_To do_:
Run through the records and, wherever a line holds the word "refresh", return that line.

[[ Supplied records open ]]

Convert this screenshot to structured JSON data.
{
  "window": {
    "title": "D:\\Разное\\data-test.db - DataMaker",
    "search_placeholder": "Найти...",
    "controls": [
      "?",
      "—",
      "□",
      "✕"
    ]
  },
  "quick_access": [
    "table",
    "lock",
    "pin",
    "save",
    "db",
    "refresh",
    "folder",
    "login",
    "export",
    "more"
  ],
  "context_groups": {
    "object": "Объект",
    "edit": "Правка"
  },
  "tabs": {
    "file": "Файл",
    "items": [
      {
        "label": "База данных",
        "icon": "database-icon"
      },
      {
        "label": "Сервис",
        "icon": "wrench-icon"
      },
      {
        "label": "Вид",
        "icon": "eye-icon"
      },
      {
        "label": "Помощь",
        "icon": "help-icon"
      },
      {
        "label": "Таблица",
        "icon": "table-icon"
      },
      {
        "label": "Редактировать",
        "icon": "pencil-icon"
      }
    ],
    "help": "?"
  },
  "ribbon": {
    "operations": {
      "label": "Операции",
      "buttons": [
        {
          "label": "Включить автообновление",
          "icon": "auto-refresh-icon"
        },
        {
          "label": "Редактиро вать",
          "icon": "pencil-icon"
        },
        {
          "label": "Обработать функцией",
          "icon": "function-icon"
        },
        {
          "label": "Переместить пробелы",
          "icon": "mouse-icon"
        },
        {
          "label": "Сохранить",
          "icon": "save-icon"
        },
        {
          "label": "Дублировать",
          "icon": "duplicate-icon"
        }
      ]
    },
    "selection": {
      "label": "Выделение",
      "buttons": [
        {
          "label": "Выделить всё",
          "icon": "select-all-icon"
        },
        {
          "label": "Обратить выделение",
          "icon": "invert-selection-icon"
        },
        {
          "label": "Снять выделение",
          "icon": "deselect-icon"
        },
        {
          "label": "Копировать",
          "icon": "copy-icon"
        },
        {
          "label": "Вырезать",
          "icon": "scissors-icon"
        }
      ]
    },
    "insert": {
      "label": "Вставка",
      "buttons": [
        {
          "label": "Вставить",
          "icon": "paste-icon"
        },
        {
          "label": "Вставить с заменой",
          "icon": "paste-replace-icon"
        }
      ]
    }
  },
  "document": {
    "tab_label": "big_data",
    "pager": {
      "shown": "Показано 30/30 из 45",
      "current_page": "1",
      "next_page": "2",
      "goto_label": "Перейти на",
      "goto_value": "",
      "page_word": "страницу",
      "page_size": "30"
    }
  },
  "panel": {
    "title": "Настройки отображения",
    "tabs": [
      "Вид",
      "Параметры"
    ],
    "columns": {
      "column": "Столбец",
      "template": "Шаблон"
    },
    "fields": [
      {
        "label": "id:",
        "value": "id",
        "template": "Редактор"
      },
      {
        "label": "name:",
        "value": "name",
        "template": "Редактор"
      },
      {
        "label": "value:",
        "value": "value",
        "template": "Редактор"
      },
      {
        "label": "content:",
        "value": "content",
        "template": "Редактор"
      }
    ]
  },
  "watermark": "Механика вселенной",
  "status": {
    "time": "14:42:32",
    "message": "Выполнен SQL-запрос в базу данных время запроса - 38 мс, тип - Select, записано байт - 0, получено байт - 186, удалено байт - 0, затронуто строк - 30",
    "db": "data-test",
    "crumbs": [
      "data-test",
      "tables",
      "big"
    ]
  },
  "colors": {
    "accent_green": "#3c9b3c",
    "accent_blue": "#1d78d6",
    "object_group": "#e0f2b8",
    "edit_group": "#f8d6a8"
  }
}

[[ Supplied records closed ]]
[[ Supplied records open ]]

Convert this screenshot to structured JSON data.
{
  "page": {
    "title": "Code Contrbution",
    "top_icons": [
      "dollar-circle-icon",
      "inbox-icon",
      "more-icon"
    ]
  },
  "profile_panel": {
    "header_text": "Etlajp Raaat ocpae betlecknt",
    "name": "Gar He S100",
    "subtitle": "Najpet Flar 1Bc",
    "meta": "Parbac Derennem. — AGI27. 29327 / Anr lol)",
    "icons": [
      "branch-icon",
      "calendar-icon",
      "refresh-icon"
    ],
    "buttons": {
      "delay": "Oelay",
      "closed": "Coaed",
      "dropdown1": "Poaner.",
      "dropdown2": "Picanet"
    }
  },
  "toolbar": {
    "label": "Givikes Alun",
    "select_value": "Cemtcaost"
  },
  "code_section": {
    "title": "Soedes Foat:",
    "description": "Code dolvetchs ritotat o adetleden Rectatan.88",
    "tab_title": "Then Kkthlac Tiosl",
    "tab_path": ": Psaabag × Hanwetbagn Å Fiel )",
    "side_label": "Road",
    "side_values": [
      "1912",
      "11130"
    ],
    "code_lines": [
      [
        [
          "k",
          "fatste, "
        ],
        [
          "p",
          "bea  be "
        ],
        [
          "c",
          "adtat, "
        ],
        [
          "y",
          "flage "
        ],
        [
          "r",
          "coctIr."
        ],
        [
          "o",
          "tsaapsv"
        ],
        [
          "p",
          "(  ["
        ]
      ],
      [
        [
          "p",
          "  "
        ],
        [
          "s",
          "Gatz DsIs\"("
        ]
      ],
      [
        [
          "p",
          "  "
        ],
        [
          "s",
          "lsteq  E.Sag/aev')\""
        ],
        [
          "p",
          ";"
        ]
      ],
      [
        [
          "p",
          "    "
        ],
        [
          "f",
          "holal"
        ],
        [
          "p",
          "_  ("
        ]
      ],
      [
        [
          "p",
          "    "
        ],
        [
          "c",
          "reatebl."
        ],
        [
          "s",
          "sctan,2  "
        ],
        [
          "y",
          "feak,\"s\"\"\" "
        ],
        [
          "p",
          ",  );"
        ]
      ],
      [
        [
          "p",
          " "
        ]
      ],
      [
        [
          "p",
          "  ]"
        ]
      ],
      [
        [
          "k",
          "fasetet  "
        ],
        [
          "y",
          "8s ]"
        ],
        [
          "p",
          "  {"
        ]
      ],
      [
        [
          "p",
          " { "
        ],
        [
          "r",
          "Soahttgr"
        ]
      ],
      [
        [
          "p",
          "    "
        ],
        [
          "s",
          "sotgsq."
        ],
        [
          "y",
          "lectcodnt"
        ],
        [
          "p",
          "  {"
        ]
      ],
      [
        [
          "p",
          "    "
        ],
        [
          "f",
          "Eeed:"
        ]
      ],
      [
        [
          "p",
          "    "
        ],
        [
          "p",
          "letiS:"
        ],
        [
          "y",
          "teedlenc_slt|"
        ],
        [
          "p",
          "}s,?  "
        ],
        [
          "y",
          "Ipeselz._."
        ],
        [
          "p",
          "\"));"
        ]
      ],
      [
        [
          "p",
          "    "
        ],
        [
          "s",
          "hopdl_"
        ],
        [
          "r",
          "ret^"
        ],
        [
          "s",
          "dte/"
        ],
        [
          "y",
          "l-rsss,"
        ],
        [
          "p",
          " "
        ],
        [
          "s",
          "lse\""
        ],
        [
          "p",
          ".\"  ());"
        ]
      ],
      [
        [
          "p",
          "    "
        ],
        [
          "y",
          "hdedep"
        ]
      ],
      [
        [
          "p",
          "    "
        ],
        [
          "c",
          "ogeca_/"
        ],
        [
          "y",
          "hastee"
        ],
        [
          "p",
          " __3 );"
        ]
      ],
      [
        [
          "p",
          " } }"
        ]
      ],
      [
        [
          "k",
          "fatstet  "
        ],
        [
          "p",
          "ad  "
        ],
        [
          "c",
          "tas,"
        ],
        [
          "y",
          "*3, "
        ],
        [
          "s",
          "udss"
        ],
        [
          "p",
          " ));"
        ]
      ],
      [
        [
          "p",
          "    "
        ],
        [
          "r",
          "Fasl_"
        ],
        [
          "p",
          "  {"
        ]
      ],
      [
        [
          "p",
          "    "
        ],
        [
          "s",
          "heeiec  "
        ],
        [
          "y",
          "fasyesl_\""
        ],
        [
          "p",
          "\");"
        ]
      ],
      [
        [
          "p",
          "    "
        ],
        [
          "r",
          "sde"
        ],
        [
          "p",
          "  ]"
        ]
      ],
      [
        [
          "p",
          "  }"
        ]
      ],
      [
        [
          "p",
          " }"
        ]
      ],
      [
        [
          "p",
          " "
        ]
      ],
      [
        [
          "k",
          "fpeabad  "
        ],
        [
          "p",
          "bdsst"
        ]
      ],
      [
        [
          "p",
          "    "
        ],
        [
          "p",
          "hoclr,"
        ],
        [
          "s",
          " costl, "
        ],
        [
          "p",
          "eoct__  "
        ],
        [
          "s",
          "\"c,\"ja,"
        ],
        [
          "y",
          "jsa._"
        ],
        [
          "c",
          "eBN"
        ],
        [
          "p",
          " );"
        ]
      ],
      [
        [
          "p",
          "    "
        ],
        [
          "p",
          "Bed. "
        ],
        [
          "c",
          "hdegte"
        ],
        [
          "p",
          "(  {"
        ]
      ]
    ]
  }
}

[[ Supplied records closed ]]

_Result of the task_:
    "refresh",
          "icon": "auto-refresh-icon"
      "refresh-icon"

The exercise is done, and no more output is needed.